(EXERCISE GOAL): Copies of all lines containing the string "know" are needed from the data below.

Dataset excerpts:
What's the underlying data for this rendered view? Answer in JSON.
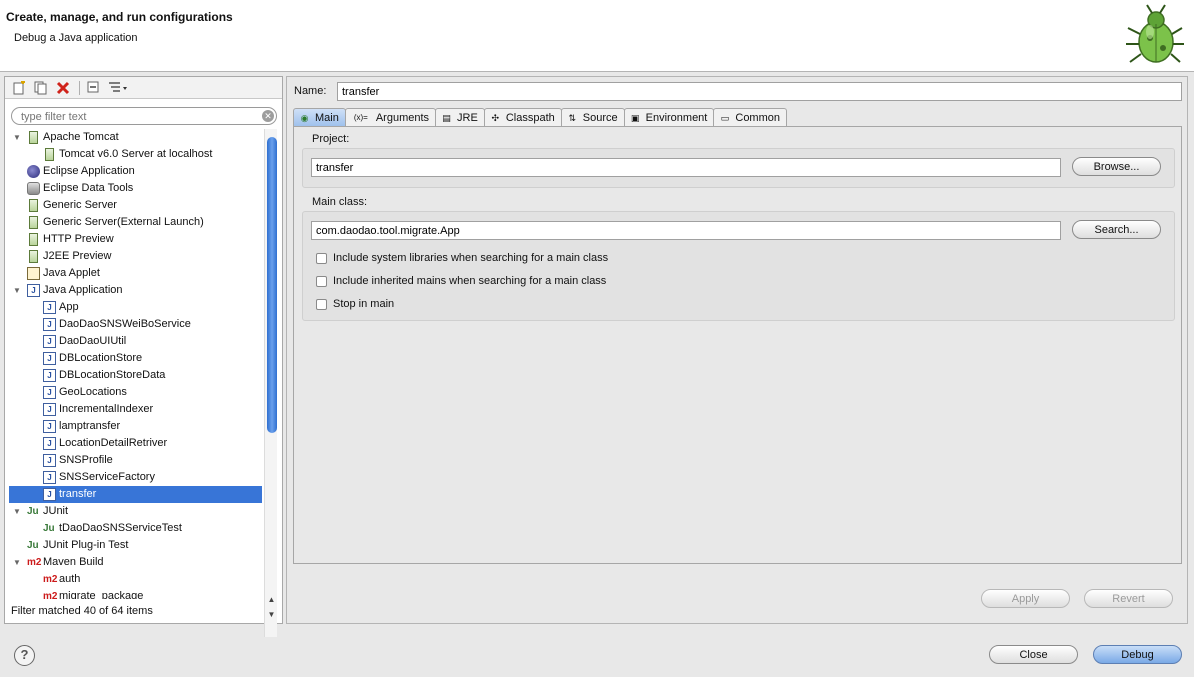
{
  "header": {
    "title": "Create, manage, and run configurations",
    "subtitle": "Debug a Java application"
  },
  "left": {
    "filter_placeholder": "type filter text",
    "status": "Filter matched 40 of 64 items",
    "tree": [
      {
        "label": "Apache Tomcat",
        "level": 0,
        "expander": "open",
        "icon": "server-icon"
      },
      {
        "label": "Tomcat v6.0 Server at localhost",
        "level": 1,
        "icon": "server-icon"
      },
      {
        "label": "Eclipse Application",
        "level": 0,
        "icon": "eclipse-icon"
      },
      {
        "label": "Eclipse Data Tools",
        "level": 0,
        "icon": "database-icon"
      },
      {
        "label": "Generic Server",
        "level": 0,
        "icon": "server-icon"
      },
      {
        "label": "Generic Server(External Launch)",
        "level": 0,
        "icon": "server-icon"
      },
      {
        "label": "HTTP Preview",
        "level": 0,
        "icon": "server-icon"
      },
      {
        "label": "J2EE Preview",
        "level": 0,
        "icon": "server-icon"
      },
      {
        "label": "Java Applet",
        "level": 0,
        "icon": "applet-icon"
      },
      {
        "label": "Java Application",
        "level": 0,
        "expander": "open",
        "icon": "java-app-icon"
      },
      {
        "label": "App",
        "level": 1,
        "icon": "java-app-icon"
      },
      {
        "label": "DaoDaoSNSWeiBoService",
        "level": 1,
        "icon": "java-app-icon"
      },
      {
        "label": "DaoDaoUIUtil",
        "level": 1,
        "icon": "java-app-icon"
      },
      {
        "label": "DBLocationStore",
        "level": 1,
        "icon": "java-app-icon"
      },
      {
        "label": "DBLocationStoreData",
        "level": 1,
        "icon": "java-app-icon"
      },
      {
        "label": "GeoLocations",
        "level": 1,
        "icon": "java-app-icon"
      },
      {
        "label": "IncrementalIndexer",
        "level": 1,
        "icon": "java-app-icon"
      },
      {
        "label": "lamptransfer",
        "level": 1,
        "icon": "java-app-icon"
      },
      {
        "label": "LocationDetailRetriver",
        "level": 1,
        "icon": "java-app-icon"
      },
      {
        "label": "SNSProfile",
        "level": 1,
        "icon": "java-app-icon"
      },
      {
        "label": "SNSServiceFactory",
        "level": 1,
        "icon": "java-app-icon"
      },
      {
        "label": "transfer",
        "level": 1,
        "icon": "java-app-icon",
        "selected": true
      },
      {
        "label": "JUnit",
        "level": 0,
        "expander": "open",
        "icon": "junit-icon"
      },
      {
        "label": "tDaoDaoSNSServiceTest",
        "level": 1,
        "icon": "junit-icon"
      },
      {
        "label": "JUnit Plug-in Test",
        "level": 0,
        "icon": "junit-icon"
      },
      {
        "label": "Maven Build",
        "level": 0,
        "expander": "open",
        "icon": "maven-icon"
      },
      {
        "label": "auth",
        "level": 1,
        "icon": "maven-icon"
      },
      {
        "label": "migrate_package",
        "level": 1,
        "icon": "maven-icon"
      }
    ]
  },
  "right": {
    "name_label": "Name:",
    "name_value": "transfer",
    "tabs": [
      {
        "label": "Main",
        "icon": "main-tab-icon",
        "glyph": "◉",
        "active": true
      },
      {
        "label": "Arguments",
        "icon": "arguments-icon",
        "glyph": "(x)="
      },
      {
        "label": "JRE",
        "icon": "jre-icon",
        "glyph": "▤"
      },
      {
        "label": "Classpath",
        "icon": "classpath-icon",
        "glyph": "✣"
      },
      {
        "label": "Source",
        "icon": "source-icon",
        "glyph": "⇅"
      },
      {
        "label": "Environment",
        "icon": "environment-icon",
        "glyph": "▣"
      },
      {
        "label": "Common",
        "icon": "common-icon",
        "glyph": "▭"
      }
    ],
    "project_label": "Project:",
    "project_value": "transfer",
    "browse_label": "Browse...",
    "main_class_label": "Main class:",
    "main_class_value": "com.daodao.tool.migrate.App",
    "search_label": "Search...",
    "checkboxes": [
      {
        "label": "Include system libraries when searching for a main class",
        "checked": false
      },
      {
        "label": "Include inherited mains when searching for a main class",
        "checked": false
      },
      {
        "label": "Stop in main",
        "checked": false
      }
    ],
    "apply_label": "Apply",
    "revert_label": "Revert"
  },
  "footer": {
    "help_glyph": "?",
    "close_label": "Close",
    "debug_label": "Debug"
  }
}
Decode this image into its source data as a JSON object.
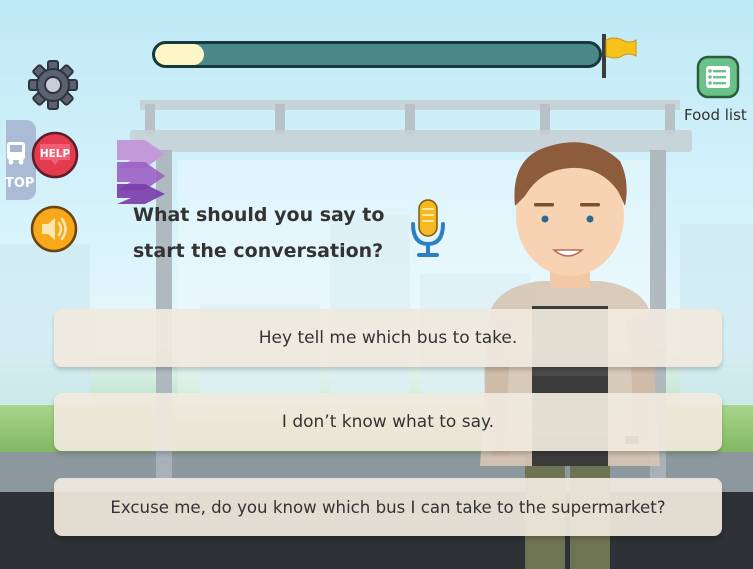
{
  "progress": {
    "fraction": 0.11
  },
  "stop_sign": {
    "label": "TOP"
  },
  "help_button": {
    "label": "HELP"
  },
  "food_list": {
    "label": "Food list"
  },
  "question": {
    "line1": "What should you say to",
    "line2": "start the conversation?"
  },
  "answers": [
    "Hey tell me which bus to take.",
    "I don’t know what to say.",
    "Excuse me, do you know which bus I can take to the supermarket?"
  ],
  "icons": {
    "settings": "gear-icon",
    "help": "help-icon",
    "sound": "speaker-icon",
    "food_list": "list-icon",
    "microphone": "microphone-icon",
    "goal": "flag-icon"
  },
  "colors": {
    "progress_track": "#4b8689",
    "progress_fill": "#fff6c8",
    "flag": "#f6c21a",
    "help_red": "#e23b4e",
    "sound_orange": "#f7a81b",
    "food_list_green": "#6bc18a",
    "mic_blue": "#2b7fc2"
  }
}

(ANSWER):
    "I don’t know what to say.",
    "Excuse me, do you know which bus I can take to the supermarket?"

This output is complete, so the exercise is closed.